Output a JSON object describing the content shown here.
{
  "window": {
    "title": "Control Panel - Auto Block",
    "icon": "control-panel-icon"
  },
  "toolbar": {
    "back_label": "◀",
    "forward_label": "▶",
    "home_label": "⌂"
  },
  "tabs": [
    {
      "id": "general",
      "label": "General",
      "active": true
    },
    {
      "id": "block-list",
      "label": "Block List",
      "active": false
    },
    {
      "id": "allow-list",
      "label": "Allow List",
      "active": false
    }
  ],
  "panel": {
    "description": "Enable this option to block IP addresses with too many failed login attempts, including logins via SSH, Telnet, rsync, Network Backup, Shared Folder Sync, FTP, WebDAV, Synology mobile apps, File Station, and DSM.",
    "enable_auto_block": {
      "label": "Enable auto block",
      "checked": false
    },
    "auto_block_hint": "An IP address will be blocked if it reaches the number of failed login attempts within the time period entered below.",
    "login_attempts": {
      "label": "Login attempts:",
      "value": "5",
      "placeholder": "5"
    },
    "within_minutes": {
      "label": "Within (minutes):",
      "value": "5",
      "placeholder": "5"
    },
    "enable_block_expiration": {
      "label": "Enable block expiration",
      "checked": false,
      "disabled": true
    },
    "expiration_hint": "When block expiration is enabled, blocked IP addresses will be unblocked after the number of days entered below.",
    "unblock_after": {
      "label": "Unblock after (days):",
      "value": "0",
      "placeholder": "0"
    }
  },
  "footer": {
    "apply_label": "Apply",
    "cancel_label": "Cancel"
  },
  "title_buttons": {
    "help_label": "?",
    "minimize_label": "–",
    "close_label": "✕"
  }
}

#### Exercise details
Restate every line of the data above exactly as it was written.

#### Output of the exercise
Output a JSON object describing the content shown here.
{
  "window": {
    "title": "Control Panel - Auto Block",
    "icon": "control-panel-icon"
  },
  "toolbar": {
    "back_label": "◀",
    "forward_label": "▶",
    "home_label": "⌂"
  },
  "tabs": [
    {
      "id": "general",
      "label": "General",
      "active": true
    },
    {
      "id": "block-list",
      "label": "Block List",
      "active": false
    },
    {
      "id": "allow-list",
      "label": "Allow List",
      "active": false
    }
  ],
  "panel": {
    "description": "Enable this option to block IP addresses with too many failed login attempts, including logins via SSH, Telnet, rsync, Network Backup, Shared Folder Sync, FTP, WebDAV, Synology mobile apps, File Station, and DSM.",
    "enable_auto_block": {
      "label": "Enable auto block",
      "checked": false
    },
    "auto_block_hint": "An IP address will be blocked if it reaches the number of failed login attempts within the time period entered below.",
    "login_attempts": {
      "label": "Login attempts:",
      "value": "5",
      "placeholder": "5"
    },
    "within_minutes": {
      "label": "Within (minutes):",
      "value": "5",
      "placeholder": "5"
    },
    "enable_block_expiration": {
      "label": "Enable block expiration",
      "checked": false,
      "disabled": true
    },
    "expiration_hint": "When block expiration is enabled, blocked IP addresses will be unblocked after the number of days entered below.",
    "unblock_after": {
      "label": "Unblock after (days):",
      "value": "0",
      "placeholder": "0"
    }
  },
  "footer": {
    "apply_label": "Apply",
    "cancel_label": "Cancel"
  },
  "title_buttons": {
    "help_label": "?",
    "minimize_label": "–",
    "close_label": "✕"
  }
}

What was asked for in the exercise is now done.